Task goal
Report each line of the entries below that has the word "míček" in it.

** Opening Records supplied block **

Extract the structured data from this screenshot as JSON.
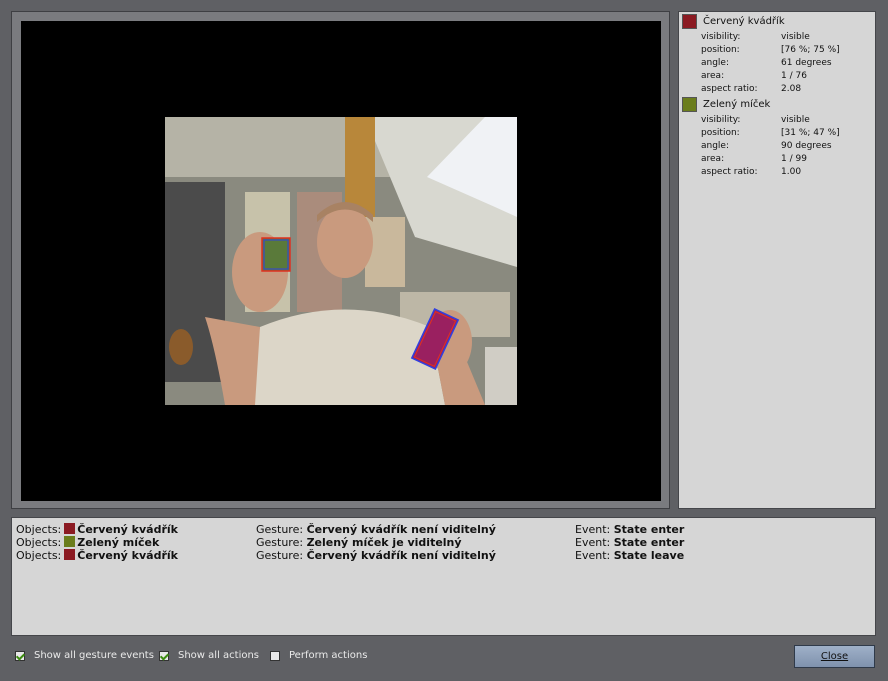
{
  "colors": {
    "red_object": "#8b1a22",
    "green_object": "#6b7d1c"
  },
  "objects": [
    {
      "name": "Červený kvádřík",
      "color": "#8b1a22",
      "props": [
        {
          "key": "visibility:",
          "value": "visible"
        },
        {
          "key": "position:",
          "value": "[76 %; 75 %]"
        },
        {
          "key": "angle:",
          "value": "61 degrees"
        },
        {
          "key": "area:",
          "value": "1 / 76"
        },
        {
          "key": "aspect ratio:",
          "value": "2.08"
        }
      ]
    },
    {
      "name": "Zelený míček",
      "color": "#6b7d1c",
      "props": [
        {
          "key": "visibility:",
          "value": "visible"
        },
        {
          "key": "position:",
          "value": "[31 %; 47 %]"
        },
        {
          "key": "angle:",
          "value": "90 degrees"
        },
        {
          "key": "area:",
          "value": "1 / 99"
        },
        {
          "key": "aspect ratio:",
          "value": "1.00"
        }
      ]
    }
  ],
  "log": {
    "objects_label": "Objects:",
    "gesture_label": "Gesture:",
    "event_label": "Event:",
    "rows": [
      {
        "object": "Červený kvádřík",
        "object_color": "#8b1a22",
        "gesture": "Červený kvádřík není viditelný",
        "event": "State enter"
      },
      {
        "object": "Zelený míček",
        "object_color": "#6b7d1c",
        "gesture": "Zelený míček je viditelný",
        "event": "State enter"
      },
      {
        "object": "Červený kvádřík",
        "object_color": "#8b1a22",
        "gesture": "Červený kvádřík není viditelný",
        "event": "State leave"
      }
    ]
  },
  "options": {
    "show_gesture_events": {
      "label": "Show all gesture events",
      "checked": true
    },
    "show_actions": {
      "label": "Show all actions",
      "checked": true
    },
    "perform_actions": {
      "label": "Perform actions",
      "checked": false
    }
  },
  "close_label": "Close"
}
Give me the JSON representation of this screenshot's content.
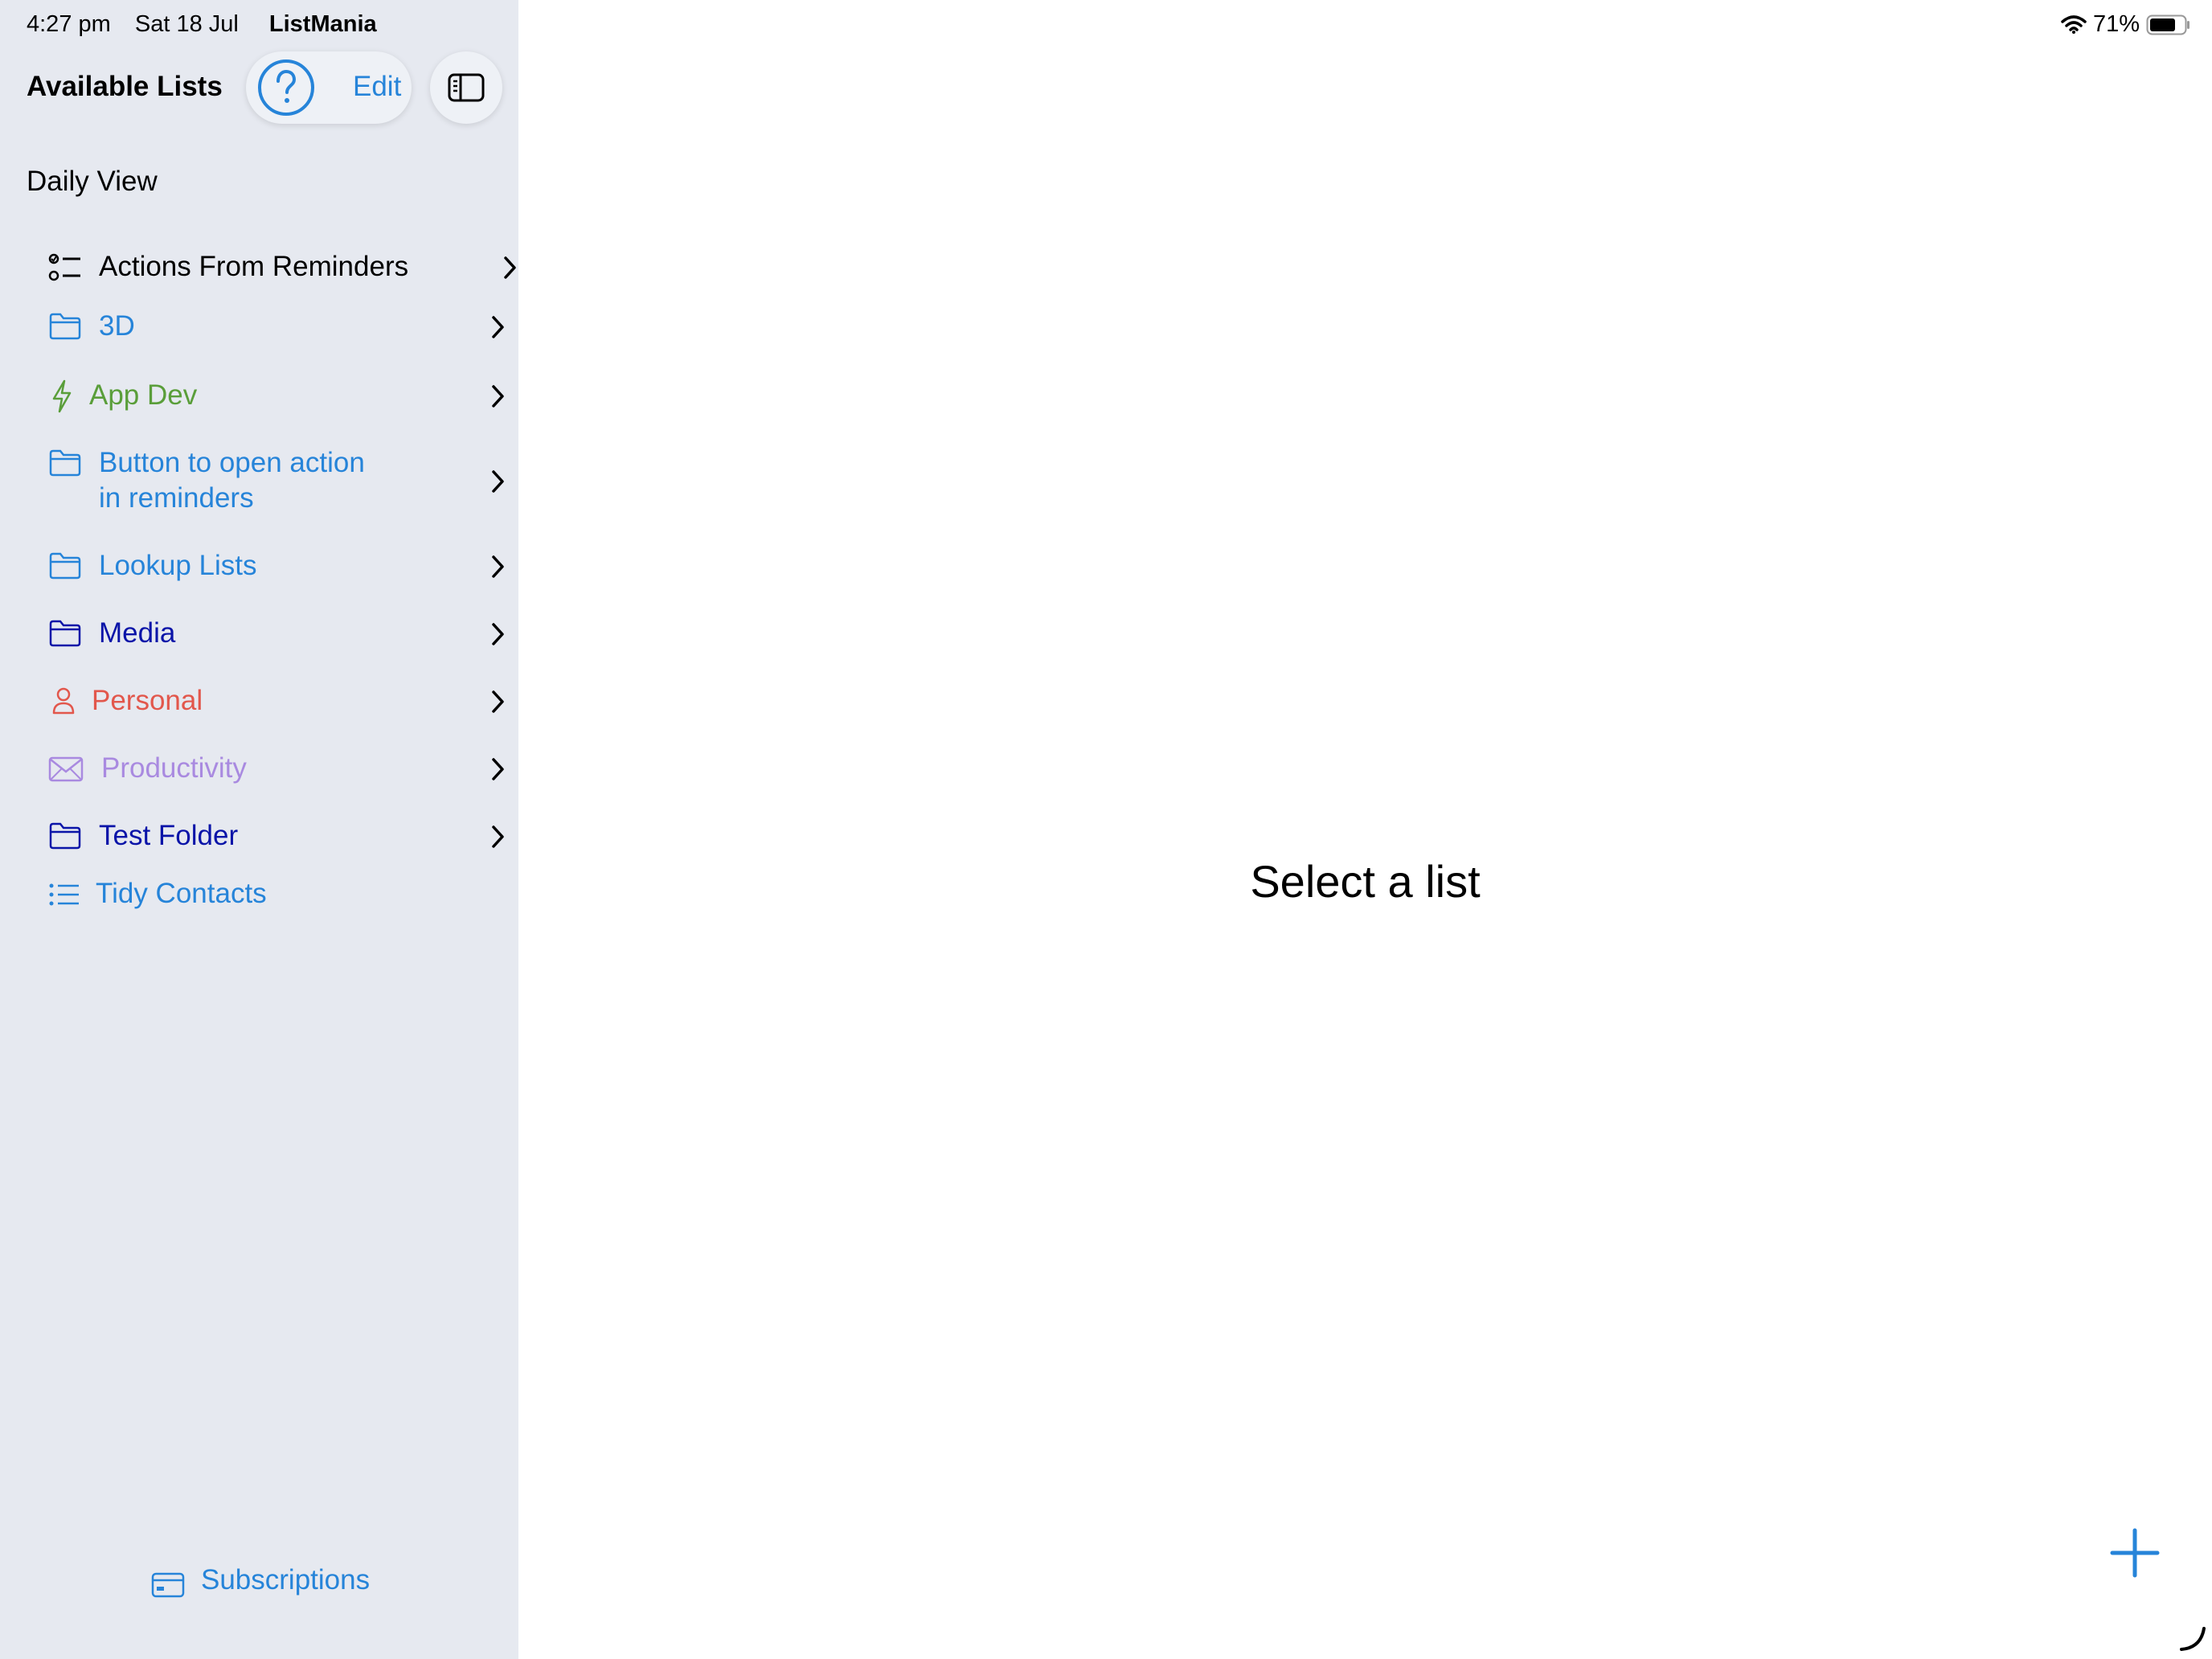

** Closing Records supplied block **

Answer box
      "name": "Zelený míček",
        "object": "Zelený míček",
        "gesture": "Zelený míček je viditelný",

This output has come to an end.